Masters, Medici, and Mass Devastation.

During J-Term 2018, 286 students and 29 program leaders will participate in one of Luther's 17 courses around the globe. Although it's impossible to keep up with everyone, these blogs are designed to provide glimpses into our students' adventures.

Take a look at the course descriptions, itineraries, and leaders to learn the details of each exciting trip. Most importantly, read the blogs to experience life alongside our traveling students.

J-Term Highlights

Check out these highlighted posts about unforgettable moments, lessons learned, and life-changing experiences!

Dear M.W.S.,

Today we arrived in Rome. Our train left Florence at 9:35 a.m. and pulled into Rome at 11:17 a.m. While we are excited to see the Vatican and the Trevi Fountain, we should first tell you about our time in Florence. The city that is rich in art and leather bags is just as glorious as when the Italian Masters called it home.

A City of Masters

Florence has a long history shaped by the famous figures who have lived there. Among its citizens are the exiled writers Dante and Machiavelli, astronomer Galileo Galilei, classical composer Rossini, and, of course, the Medici family. The Medici were a powerful aristocratic family who revolutionized banking, and in so doing became the financial, political, and on several occasions the religious leaders of Florence. The mark their family left upon the city is still obvious in the architecture of Florence. Several of the city's most prominent palaces and chapels were intended for Medici use, and their crest can be seen throughout in reliefs and sculptures. They were also patrons of the arts. The artists they sponsored included Michaelangelo and DaVinci, and their art collection (which we were able to see in the Uffizi Gallery) contains many of the greatest masterpieces of Roman, Medieval, and Renaissance Europe.

Perhaps the most recognizable of these great masterpieces is Michelangelo's David, housed in the Academia. The towering 17-foot marble statue depicts the biblical character preparing for battle with Goliath. Arguably the most important work of art in the world, David is a celebration of the human body. Many of the Masters’ most important works focus on the human body. In fact, their ability to recreate it in marble and paint is what made them famous. Michelangelo’s skill is so great, he even accommodated for the statue’s viewing angle. Originally, the statue was meant to stand on a much higher pedestal. For this reason, Michelangelo made the hands and feet slightly larger than is proportional. The statue of David has interesting implications for Frankenstein. We always think of The Creature as this shambling mound of body parts, much like how his statue in Geneva depicts him. However, in the text, The Creature is just as beautiful as David. He becomes ugly when he is imbued with life. It's interesting to think about how the Romantics thought of the body, especially in comparison to how the Masters viewed the body.

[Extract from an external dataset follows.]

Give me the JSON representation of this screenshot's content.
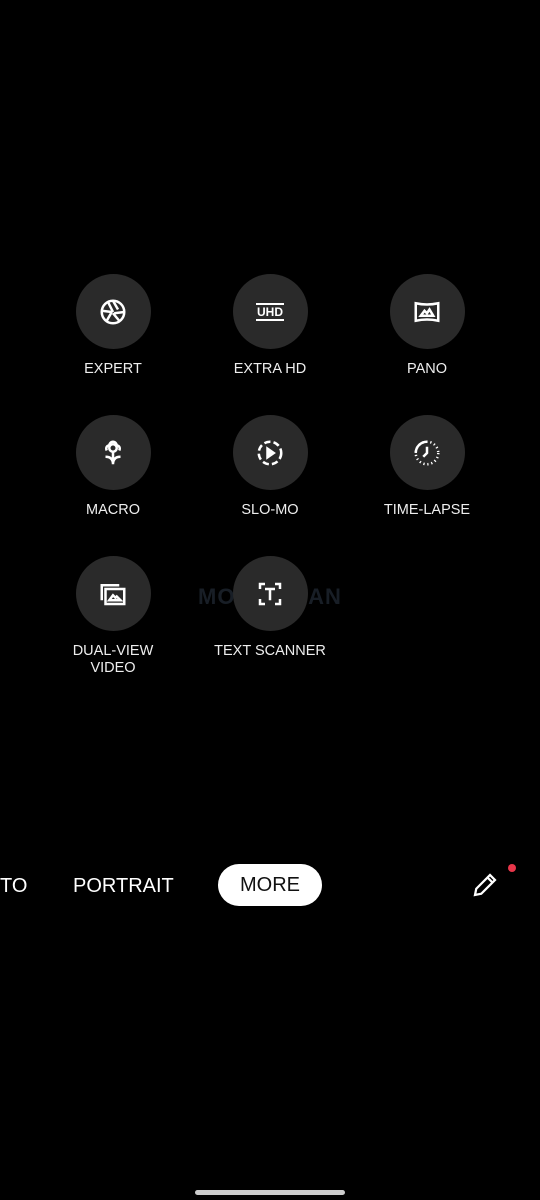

Beyond museums and galleries, much of the art in Florence is found in churches, along with the graves of the artists and writers who created them. As our class stood inside Santa Croce, the church where Michelangelo and Machiavelli are buried, Dr. Weldon told us how many works of art were almost lost for good. In 1966, the Arno River flooded Florence. This wasn’t just a little water that required you to wear your rain boots to work for a week; no, this was 15 foot waves hurdling past Santa Croce towards the Duomo depositing full size cars and garbage along the way. Santa Croce has markers that show how high the standing water came up in the church. We know that the waters rose at least 16 feet, or to the top of Michelangelo’s sarcophagus. In addition to tombs and religious relics, many pieces of priceless art were in peril. While the flood devastated much of the city, the response was similarly staggering. Volunteers from around the world came to Florence to wade through waist-deep water and debris to save the very works we saw. This tradition of caring for the arts began with the Medici family, and still flourishes in Florence today. We also follow in their footsteps by studying the works of the Romantics, and thus preserve the memory of these great writers.

Until next time,

Jonathan, Emma, and Grant

Michelangelo's David in the Academia gallery
The interior of the Santa Croce, where many important Florentines are buried (photo by Isaac Heins).
Above the green restaurant sign, you can see a small white plaque. That plaque marks how high the water got during the 1966 flood.